Shayna Conway has worked in the same unit of the Prince County Hospital in Prince Edward Island since she became a registered nurse three years ago. The unit is in the midst of a transition period.

During her three years in nursing, Shayna has seen the impact the staffing shortage has on the clinic’s operational capacity and the care they can provide to patients.

“There have been times where we had no choice but to close beds and operate as a four-bed ICU. This was still challenging as we would have two nurses for night shifts, and we were still responsible for responding to codes,” she says.

As the clinic transitions away from ICU care, nurses are taking on a new role to help transfer ICU patients to Charlottetown for care. There are usually three nurses on each shift: one transport nurse, leaving two nurses to care for the rest of the patients.

In the transport nurse role, Shayna says a 12-hour shift can quickly become 16 hours.

Shayna says nursing has evolved over the years, and the scope of practice continues to grow. As critical nurses, the expectations and workloads are high. But wages and support remain low.

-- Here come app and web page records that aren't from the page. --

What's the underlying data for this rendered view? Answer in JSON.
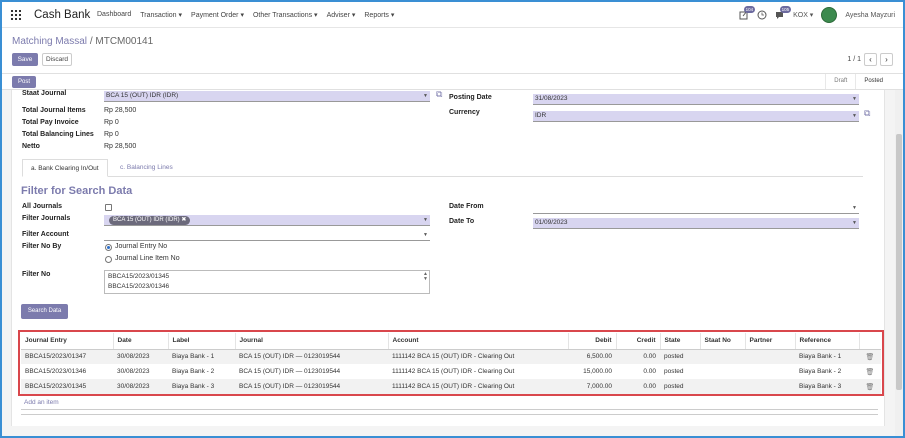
{
  "app": {
    "title": "Cash Bank"
  },
  "menu": [
    "Dashboard",
    "Transaction ▾",
    "Payment Order ▾",
    "Other Transactions ▾",
    "Adviser ▾",
    "Reports ▾"
  ],
  "systray": {
    "activity_count": "104",
    "message_count": "105",
    "company": "KOX ▾",
    "user": "Ayesha Mayzuri"
  },
  "breadcrumb": {
    "parent": "Matching Massal",
    "separator": "/",
    "current": "MTCM00141"
  },
  "buttons": {
    "save": "Save",
    "discard": "Discard",
    "post": "Post",
    "search_data": "Search Data",
    "add_item": "Add an item"
  },
  "pager": {
    "text": "1 / 1",
    "prev": "‹",
    "next": "›"
  },
  "states": [
    "Draft",
    "Posted"
  ],
  "form": {
    "staat_journal": {
      "label": "Staat Journal",
      "value": "BCA 15 (OUT) IDR (IDR)"
    },
    "total_journal_items": {
      "label": "Total Journal Items",
      "value": "Rp 28,500"
    },
    "total_pay_invoice": {
      "label": "Total Pay Invoice",
      "value": "Rp 0"
    },
    "total_balancing_lines": {
      "label": "Total Balancing Lines",
      "value": "Rp 0"
    },
    "netto": {
      "label": "Netto",
      "value": "Rp 28,500"
    },
    "posting_date": {
      "label": "Posting Date",
      "value": "31/08/2023"
    },
    "currency": {
      "label": "Currency",
      "value": "IDR"
    }
  },
  "tabs": [
    "a. Bank Clearing In/Out",
    "c. Balancing Lines"
  ],
  "filter": {
    "title": "Filter for Search Data",
    "all_journals_label": "All Journals",
    "filter_journals_label": "Filter Journals",
    "filter_journals_tag": "BCA 15 (OUT) IDR (IDR)",
    "filter_account_label": "Filter Account",
    "filter_account_value": "",
    "filter_no_by_label": "Filter No By",
    "radio_options": [
      "Journal Entry No",
      "Journal Line Item No"
    ],
    "filter_no_label": "Filter No",
    "filter_no_lines": [
      "BBCA15/2023/01345",
      "BBCA15/2023/01346"
    ],
    "date_from_label": "Date From",
    "date_from_value": "",
    "date_to_label": "Date To",
    "date_to_value": "01/09/2023"
  },
  "table": {
    "headers": [
      "Journal Entry",
      "Date",
      "Label",
      "Journal",
      "Account",
      "Debit",
      "Credit",
      "State",
      "Staat No",
      "Partner",
      "Reference"
    ],
    "rows": [
      [
        "BBCA15/2023/01347",
        "30/08/2023",
        "Biaya Bank - 1",
        "BCA 15 (OUT) IDR — 0123019544",
        "1111142 BCA 15 (OUT) IDR - Clearing Out",
        "6,500.00",
        "0.00",
        "posted",
        "",
        "",
        "Biaya Bank - 1"
      ],
      [
        "BBCA15/2023/01346",
        "30/08/2023",
        "Biaya Bank - 2",
        "BCA 15 (OUT) IDR — 0123019544",
        "1111142 BCA 15 (OUT) IDR - Clearing Out",
        "15,000.00",
        "0.00",
        "posted",
        "",
        "",
        "Biaya Bank - 2"
      ],
      [
        "BBCA15/2023/01345",
        "30/08/2023",
        "Biaya Bank - 3",
        "BCA 15 (OUT) IDR — 0123019544",
        "1111142 BCA 15 (OUT) IDR - Clearing Out",
        "7,000.00",
        "0.00",
        "posted",
        "",
        "",
        "Biaya Bank - 3"
      ]
    ]
  },
  "colors": {
    "accent": "#7c7bad",
    "required_bg": "#d8d5f0",
    "highlight_border": "#d9474c",
    "frame_border": "#3a8fd4"
  }
}
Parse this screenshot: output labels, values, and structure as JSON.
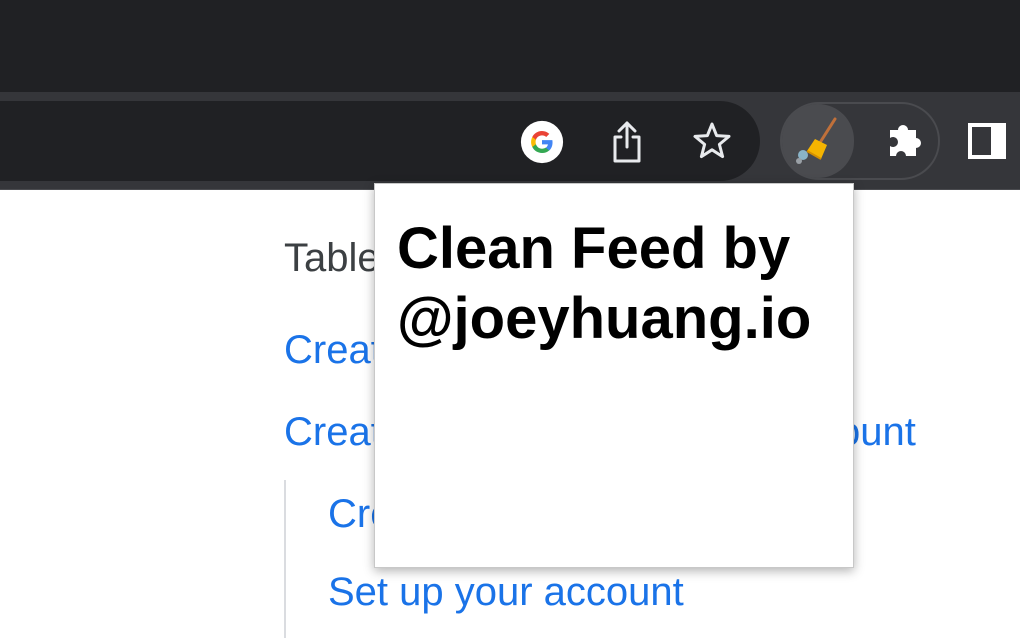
{
  "toolbar": {
    "icons": [
      "google-icon",
      "share-icon",
      "star-icon",
      "broom-icon",
      "puzzle-icon",
      "side-panel-icon"
    ],
    "colors": {
      "tabstrip": "#202124",
      "toolbar": "#35363a",
      "active_extension": "#4a4b4f"
    }
  },
  "page": {
    "toc_heading": "Table",
    "toc_items": [
      "Creat",
      "Creat",
      "count",
      "Cre",
      "Set up your account"
    ],
    "link_color": "#1a73e8"
  },
  "popup": {
    "title_line1": "Clean Feed by",
    "title_line2": "@joeyhuang.io"
  }
}
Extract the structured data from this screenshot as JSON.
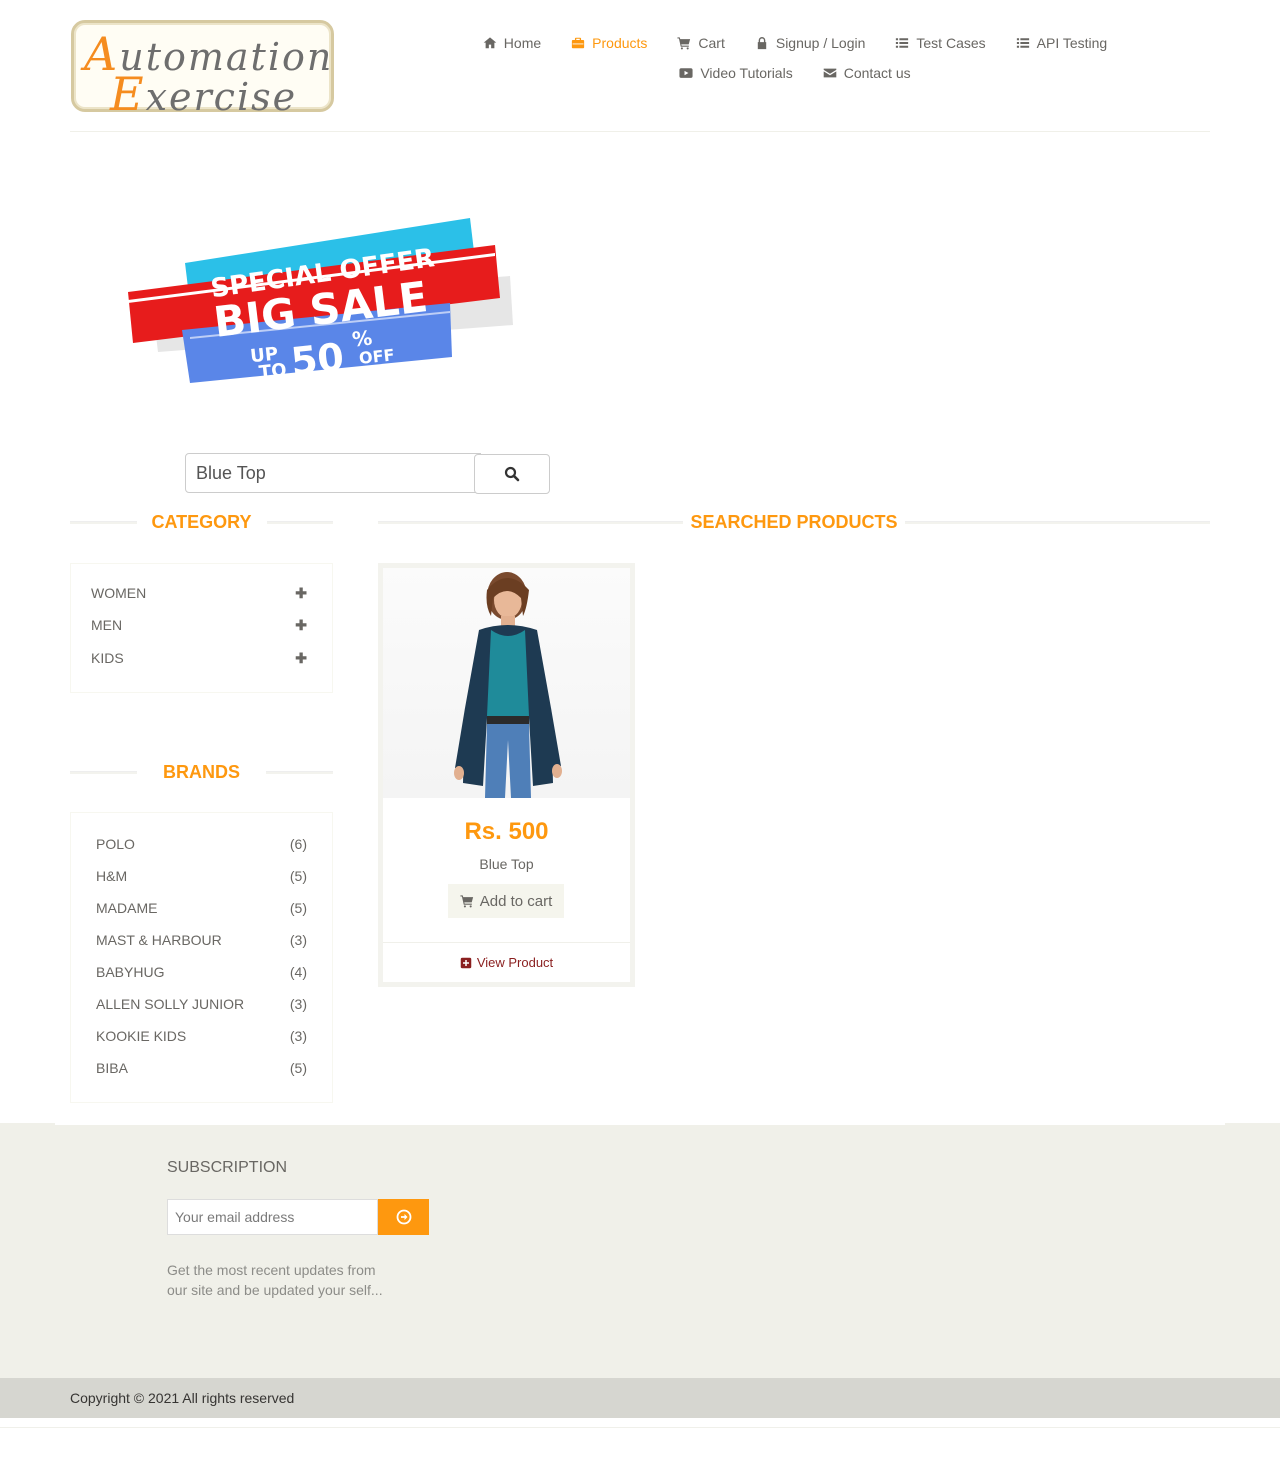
{
  "brand": {
    "logo_line1_first": "A",
    "logo_line1_rest": "utomation",
    "logo_line2_first": "E",
    "logo_line2_rest": "xercise"
  },
  "nav": {
    "items": [
      {
        "label": "Home",
        "icon": "home-icon",
        "active": false
      },
      {
        "label": "Products",
        "icon": "briefcase-icon",
        "active": true
      },
      {
        "label": "Cart",
        "icon": "cart-icon",
        "active": false
      },
      {
        "label": "Signup / Login",
        "icon": "lock-icon",
        "active": false
      },
      {
        "label": "Test Cases",
        "icon": "list-icon",
        "active": false
      },
      {
        "label": "API Testing",
        "icon": "list-icon",
        "active": false
      },
      {
        "label": "Video Tutorials",
        "icon": "youtube-play-icon",
        "active": false
      },
      {
        "label": "Contact us",
        "icon": "envelope-icon",
        "active": false
      }
    ]
  },
  "banner": {
    "special_offer": "SPECIAL OFFER",
    "big_sale": "BIG SALE",
    "up": "UP",
    "to": "TO",
    "fifty": "50",
    "percent": "%",
    "off": "OFF"
  },
  "search": {
    "value": "Blue Top"
  },
  "sidebar": {
    "category_title": "CATEGORY",
    "categories": [
      "WOMEN",
      "MEN",
      "KIDS"
    ],
    "brands_title": "BRANDS",
    "brands": [
      {
        "name": "POLO",
        "count": "(6)"
      },
      {
        "name": "H&M",
        "count": "(5)"
      },
      {
        "name": "MADAME",
        "count": "(5)"
      },
      {
        "name": "MAST & HARBOUR",
        "count": "(3)"
      },
      {
        "name": "BABYHUG",
        "count": "(4)"
      },
      {
        "name": "ALLEN SOLLY JUNIOR",
        "count": "(3)"
      },
      {
        "name": "KOOKIE KIDS",
        "count": "(3)"
      },
      {
        "name": "BIBA",
        "count": "(5)"
      }
    ]
  },
  "main": {
    "title": "SEARCHED PRODUCTS",
    "products": [
      {
        "price": "Rs. 500",
        "name": "Blue Top",
        "add_to_cart": "Add to cart",
        "view_product": "View Product"
      }
    ]
  },
  "footer": {
    "subscription_title": "SUBSCRIPTION",
    "email_placeholder": "Your email address",
    "subscription_desc": "Get the most recent updates from our site and be updated your self...",
    "copyright": "Copyright © 2021 All rights reserved"
  },
  "colors": {
    "accent": "#FE980F",
    "text": "#696763",
    "footer_bg": "#F0F0E9",
    "footer_bottom_bg": "#D6D6D0",
    "view_product_link": "#8a1f1f"
  }
}
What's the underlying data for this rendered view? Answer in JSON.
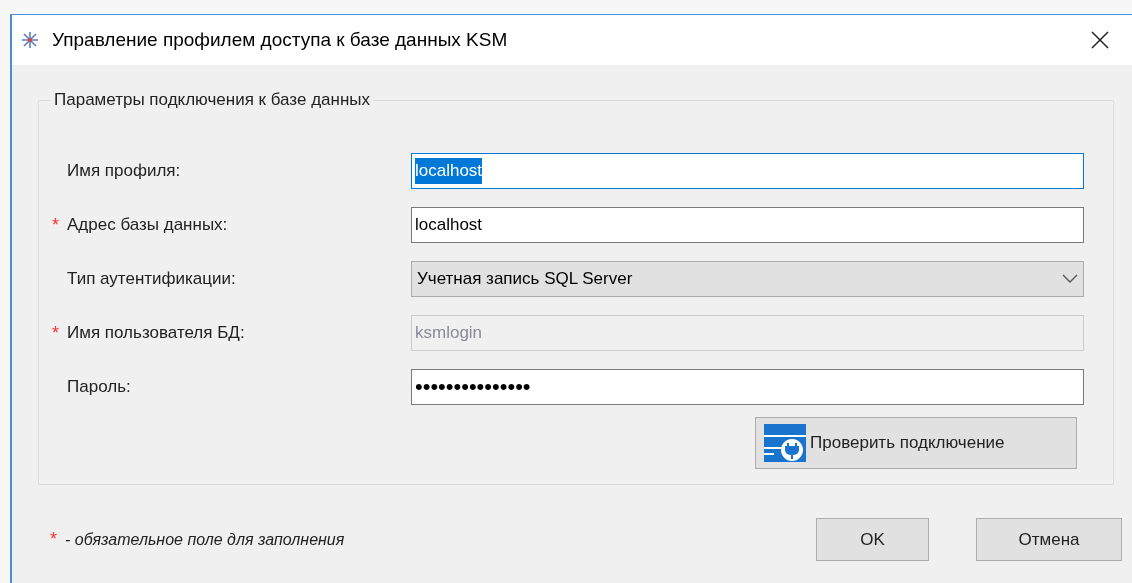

“The continued stress of increased ratios and responsibilities, with ongoing uncertainty, takes a major toll on all of us,” she says. “With the nursing profession the way that it is right now, conversations around changing careers happen on a regular basis.”